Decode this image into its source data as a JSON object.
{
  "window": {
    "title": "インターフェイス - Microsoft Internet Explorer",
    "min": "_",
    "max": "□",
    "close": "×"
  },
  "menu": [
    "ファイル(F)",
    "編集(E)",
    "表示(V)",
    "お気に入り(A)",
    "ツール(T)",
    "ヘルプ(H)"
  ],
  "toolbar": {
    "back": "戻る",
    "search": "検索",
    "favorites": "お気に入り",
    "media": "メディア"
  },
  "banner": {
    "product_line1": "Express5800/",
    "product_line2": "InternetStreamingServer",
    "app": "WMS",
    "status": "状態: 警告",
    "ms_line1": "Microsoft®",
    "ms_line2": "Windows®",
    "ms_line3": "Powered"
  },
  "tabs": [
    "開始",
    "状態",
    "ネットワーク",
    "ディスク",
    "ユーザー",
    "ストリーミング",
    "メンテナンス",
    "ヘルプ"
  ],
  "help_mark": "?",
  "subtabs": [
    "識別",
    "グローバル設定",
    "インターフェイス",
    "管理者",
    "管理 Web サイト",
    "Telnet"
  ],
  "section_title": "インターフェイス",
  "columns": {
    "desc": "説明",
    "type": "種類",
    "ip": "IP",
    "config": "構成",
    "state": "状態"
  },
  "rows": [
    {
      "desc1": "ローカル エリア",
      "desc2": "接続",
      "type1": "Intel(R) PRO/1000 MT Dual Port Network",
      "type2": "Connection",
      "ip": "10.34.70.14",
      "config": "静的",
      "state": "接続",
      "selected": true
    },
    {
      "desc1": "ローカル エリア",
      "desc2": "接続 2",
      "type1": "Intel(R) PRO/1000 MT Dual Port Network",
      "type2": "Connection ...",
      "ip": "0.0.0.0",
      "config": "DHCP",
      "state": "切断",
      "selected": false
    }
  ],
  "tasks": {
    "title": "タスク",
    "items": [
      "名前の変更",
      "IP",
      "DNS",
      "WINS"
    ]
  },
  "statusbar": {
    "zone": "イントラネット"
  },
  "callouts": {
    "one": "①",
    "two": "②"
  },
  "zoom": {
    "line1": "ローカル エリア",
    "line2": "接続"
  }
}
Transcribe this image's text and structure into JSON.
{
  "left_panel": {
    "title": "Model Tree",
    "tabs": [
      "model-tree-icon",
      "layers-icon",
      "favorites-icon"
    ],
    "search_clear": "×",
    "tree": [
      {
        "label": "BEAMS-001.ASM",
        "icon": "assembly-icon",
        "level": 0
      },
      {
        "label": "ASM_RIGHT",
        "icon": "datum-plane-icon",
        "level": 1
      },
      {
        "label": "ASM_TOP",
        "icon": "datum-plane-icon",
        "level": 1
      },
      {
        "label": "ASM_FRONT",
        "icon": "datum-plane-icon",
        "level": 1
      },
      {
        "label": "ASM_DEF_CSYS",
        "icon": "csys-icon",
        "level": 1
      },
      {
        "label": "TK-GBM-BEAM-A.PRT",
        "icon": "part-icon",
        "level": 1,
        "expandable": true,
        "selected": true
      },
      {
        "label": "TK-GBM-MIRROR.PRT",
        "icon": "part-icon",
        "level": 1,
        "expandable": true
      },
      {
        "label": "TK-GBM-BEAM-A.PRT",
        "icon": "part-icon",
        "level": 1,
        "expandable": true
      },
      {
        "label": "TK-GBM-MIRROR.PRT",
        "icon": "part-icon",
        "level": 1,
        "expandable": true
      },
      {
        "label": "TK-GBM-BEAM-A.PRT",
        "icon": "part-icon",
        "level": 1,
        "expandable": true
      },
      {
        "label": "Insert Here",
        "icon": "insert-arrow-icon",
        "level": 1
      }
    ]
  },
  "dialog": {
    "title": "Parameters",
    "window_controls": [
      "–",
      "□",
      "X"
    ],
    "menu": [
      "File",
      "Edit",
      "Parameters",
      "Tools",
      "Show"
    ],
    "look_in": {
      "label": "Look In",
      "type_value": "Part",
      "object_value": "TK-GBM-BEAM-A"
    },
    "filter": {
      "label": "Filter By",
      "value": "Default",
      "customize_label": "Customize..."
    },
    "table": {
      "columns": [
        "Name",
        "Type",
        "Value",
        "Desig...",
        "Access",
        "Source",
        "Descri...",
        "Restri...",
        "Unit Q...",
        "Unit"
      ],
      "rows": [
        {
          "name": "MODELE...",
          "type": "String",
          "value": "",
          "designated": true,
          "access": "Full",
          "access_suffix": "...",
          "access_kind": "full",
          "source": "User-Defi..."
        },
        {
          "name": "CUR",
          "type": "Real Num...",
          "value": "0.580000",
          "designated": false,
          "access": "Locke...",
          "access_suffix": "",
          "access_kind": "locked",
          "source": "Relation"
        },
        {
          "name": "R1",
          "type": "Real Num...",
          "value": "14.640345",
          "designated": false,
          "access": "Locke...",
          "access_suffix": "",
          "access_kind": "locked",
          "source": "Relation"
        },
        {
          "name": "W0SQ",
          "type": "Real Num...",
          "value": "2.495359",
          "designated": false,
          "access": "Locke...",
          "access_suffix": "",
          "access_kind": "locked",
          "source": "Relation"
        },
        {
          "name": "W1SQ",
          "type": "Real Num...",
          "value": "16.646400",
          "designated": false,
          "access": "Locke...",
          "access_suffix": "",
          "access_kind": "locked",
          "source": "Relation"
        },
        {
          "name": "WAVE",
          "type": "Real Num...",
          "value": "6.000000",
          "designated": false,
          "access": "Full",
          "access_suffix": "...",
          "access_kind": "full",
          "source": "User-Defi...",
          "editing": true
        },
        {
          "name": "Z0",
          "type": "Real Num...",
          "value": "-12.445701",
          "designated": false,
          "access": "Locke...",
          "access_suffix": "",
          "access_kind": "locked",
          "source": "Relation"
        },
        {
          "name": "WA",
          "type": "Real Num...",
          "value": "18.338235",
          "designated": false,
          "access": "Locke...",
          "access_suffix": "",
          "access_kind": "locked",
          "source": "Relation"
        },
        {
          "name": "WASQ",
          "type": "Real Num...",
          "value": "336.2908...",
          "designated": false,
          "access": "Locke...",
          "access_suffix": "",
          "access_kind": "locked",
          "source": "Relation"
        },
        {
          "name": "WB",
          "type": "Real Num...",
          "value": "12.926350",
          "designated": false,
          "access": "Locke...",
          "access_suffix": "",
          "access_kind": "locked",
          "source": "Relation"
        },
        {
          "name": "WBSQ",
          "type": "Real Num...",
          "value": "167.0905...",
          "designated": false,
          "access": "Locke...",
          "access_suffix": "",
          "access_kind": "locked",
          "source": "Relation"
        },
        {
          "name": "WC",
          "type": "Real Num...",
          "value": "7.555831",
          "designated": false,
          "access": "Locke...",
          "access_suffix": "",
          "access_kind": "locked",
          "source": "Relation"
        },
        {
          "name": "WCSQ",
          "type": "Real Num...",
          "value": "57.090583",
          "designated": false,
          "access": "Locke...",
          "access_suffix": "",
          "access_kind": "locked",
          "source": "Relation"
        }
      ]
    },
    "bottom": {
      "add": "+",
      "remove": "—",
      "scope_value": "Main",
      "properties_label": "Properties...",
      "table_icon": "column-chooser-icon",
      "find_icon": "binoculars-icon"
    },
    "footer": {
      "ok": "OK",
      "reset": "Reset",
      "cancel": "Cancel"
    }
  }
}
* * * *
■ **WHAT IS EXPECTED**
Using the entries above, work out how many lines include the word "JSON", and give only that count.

■ **SOLUTION BELOW**
2